The whole reason for building my own LED dimmer was because I’m currently building a new house and was unsatisfied with commercially available dimmers. They either didn’t have the features I desired or where way too expensive and often, both!
This post will describe which parts of the house will be powered using my LED dimmer solution.
Over time this plan has seen many iterations. Below is a balance of wishes and costs formed to something I’m willing/able to pay for and giving us a well lit and most importantly a controlled lighting system in our house the way we desire.
The lighting system will be built two fold. First there will be normal ceiling lights which are controlled with normal wall switches. I want something which isn’t dependent on my Domotica system which in turn relies on WiFi. If for whatever reason it would stop functioning, not being able to turn on a light would be quite a problem. So each room is getting a normal light.
Next to that I have decided where I want to have either LED downlights (in the ceiling) and/or LED strips. There will be more places lit by the system then shown here, but these are the points I need to electrician to run cables to.
Downstairs will be a mix of LED downlights and LED strips.
Here is the picture I made to convey my wishes to my electrician:
Click on the picture to see a larger version
Here you can see the spots in the ceiling where I wish to have a LED downlight and the places where I’m planning to use LED strip.
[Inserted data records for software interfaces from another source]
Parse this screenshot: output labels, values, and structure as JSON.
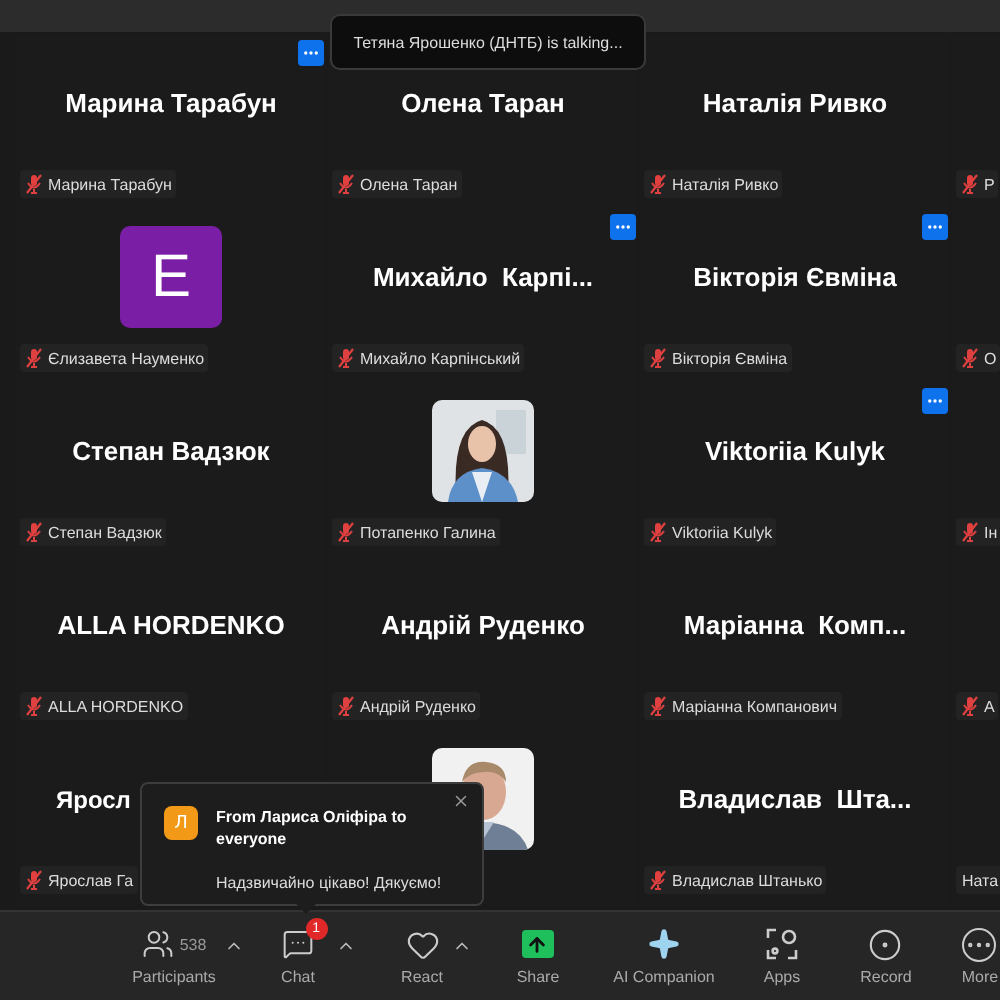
{
  "speaking_toast": {
    "text": "Тетяна Ярошенко (ДНТБ) is talking..."
  },
  "tiles": [
    {
      "kind": "name",
      "name": "Марина Тарабун",
      "tag": "Марина Тарабун",
      "muted": true,
      "menu": true
    },
    {
      "kind": "name",
      "name": "Олена Таран",
      "tag": "Олена Таран",
      "muted": true,
      "menu": false
    },
    {
      "kind": "name",
      "name": "Наталія Ривко",
      "tag": "Наталія Ривко",
      "muted": true,
      "menu": false
    },
    {
      "kind": "blank",
      "tag": "Р",
      "muted": true
    },
    {
      "kind": "letter",
      "letter": "E",
      "tag": "Єлизавета Науменко",
      "muted": true,
      "menu": false
    },
    {
      "kind": "name",
      "name": "Михайло  Карпі...",
      "tag": "Михайло Карпінський",
      "muted": true,
      "menu": true
    },
    {
      "kind": "name",
      "name": "Вікторія Євміна",
      "tag": "Вікторія Євміна",
      "muted": true,
      "menu": true
    },
    {
      "kind": "blank",
      "tag": "О",
      "muted": true
    },
    {
      "kind": "name",
      "name": "Степан Вадзюк",
      "tag": "Степан Вадзюк",
      "muted": true,
      "menu": false
    },
    {
      "kind": "picture",
      "tag": "Потапенко Галина",
      "muted": true,
      "menu": false
    },
    {
      "kind": "name",
      "name": "Viktoriia Kulyk",
      "tag": "Viktoriia Kulyk",
      "muted": true,
      "menu": true
    },
    {
      "kind": "blank",
      "tag": "Ін",
      "muted": true
    },
    {
      "kind": "name",
      "name": "ALLA HORDENKO",
      "tag": "ALLA HORDENKO",
      "muted": true,
      "menu": false
    },
    {
      "kind": "name",
      "name": "Андрій Руденко",
      "tag": "Андрій Руденко",
      "muted": true,
      "menu": false
    },
    {
      "kind": "name",
      "name": "Маріанна  Комп...",
      "tag": "Маріанна Компанович",
      "muted": true,
      "menu": false
    },
    {
      "kind": "blank",
      "tag": "А",
      "muted": true
    },
    {
      "kind": "name",
      "name": "Яросл",
      "tag": "Ярослав Га",
      "muted": true,
      "menu": false,
      "covered": true
    },
    {
      "kind": "picture",
      "menu": false
    },
    {
      "kind": "name",
      "name": "Владислав  Шта...",
      "tag": "Владислав Штанько",
      "muted": true,
      "menu": false
    },
    {
      "kind": "blank",
      "tag": "Ната",
      "muted": false
    }
  ],
  "chat_popup": {
    "avatar_letter": "Л",
    "title": "From Лариса Оліфіра to everyone",
    "message": "Надзвичайно цікаво! Дякуємо!"
  },
  "toolbar": [
    {
      "kind": "participants",
      "label": "Participants",
      "count": "538",
      "caret": true
    },
    {
      "kind": "chat",
      "label": "Chat",
      "badge": "1",
      "caret": true
    },
    {
      "kind": "react",
      "label": "React",
      "caret": true
    },
    {
      "kind": "share",
      "label": "Share"
    },
    {
      "kind": "ai",
      "label": "AI Companion"
    },
    {
      "kind": "apps",
      "label": "Apps"
    },
    {
      "kind": "record",
      "label": "Record"
    },
    {
      "kind": "more",
      "label": "More"
    }
  ]
}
All have wires drawn attached to them to show where I’m going to place my WiFi LED PWM dimmer module an feed in the power.
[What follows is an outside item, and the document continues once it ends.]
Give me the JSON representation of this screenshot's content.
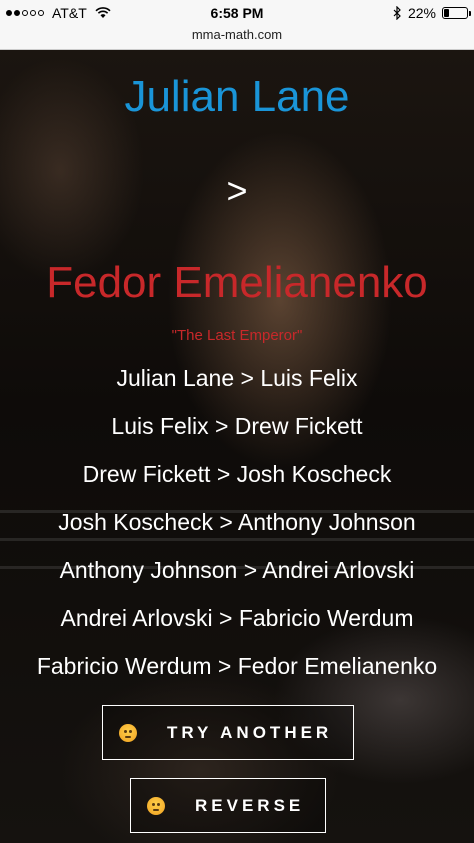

Downstairs consists of 2 locations for this. One on top of a high cabinet in the kitchen. This cabinet is 220cm high so anything on top of it shouldn’t be visible for a normal position. The ceiling is 260cm high so that leaves 40cm to work with, that should be more then plenty.
As you can see from the drawing 5 modules in the kitchen and 3 in the wiring closet. The amount isn’t final yet, but with my current 2 channel version the minimum required. When designing the plan it’s important to keep in mind what voltage you are going to use for the connected lights and what the expected voltage drop for the used cable length is going to be.
Because it’s low voltage DC cabling, voltage drop will occur over longer lengths and thus if you are connecting 2 sets of lights using one ESP dimmer you need to make sure that the cable length connected behind it is about the same. That way you can compensate using your power supply to get the voltage to the right level where the lights are. This is also the reason why I didn’t place the power supplies and Dimmer modules in the wiring closet for every light I have. The amount of wasted energy would just be too much.
Some tips through which can minimize the effect.
- Use thicker copper wire to go to the place the lights are located but in between them you can use a thinner wire (if the distance isn’t that big). Using my “system” all the lights connected to one output are wired in parallel
- Use higher voltage DC lights/strips where possible
- Use a trimmable power supply so you can compensate for the voltage loss at the “end” of the cable
The lights and strip used will be described in another blog post.
Let’s start with the drawing:
Click for a larger version
Again, several places with downlights and some light strips. The downlights will be placed in the hallway and in the bathroom to provide ampel light or softly dimmed light when desired. The one’s drawn in the vide are special, they are some chandelier type lights I bought a while back which I will fix myself using LED strip.
Again I used one spot where I will concentrate all the dimmer modules and power supplies. In this case I will need a minimum of 5 dimmer modules.
The last place is the attic. Here I’ve kept the plan quite simple. There are probably going to be more controlled lights, but since there is no real way to hide all the wires through the wall (or rather the ceiling plates) the electrician doesn’t need to do anything with it.
Click to see a larger version
I have planned to use two LED strips and no other lights have been planned for the electrician. Since it’s going to be a roof with exposed wooden beams I will most likely use the beams to run cables and attach some lights.
All these plans have been translated into official drawings as shown below.
Click for a larger version (one image)
So that’s the plan. I can’t tell you if it’s going to work yet because the house hasn’t been built. But everything I’ve been designing and been building the last year tells me it should work, so I’m moving ahead with it! Hopefully we’ll be able to enjoy the lights and dimmers for a very long time!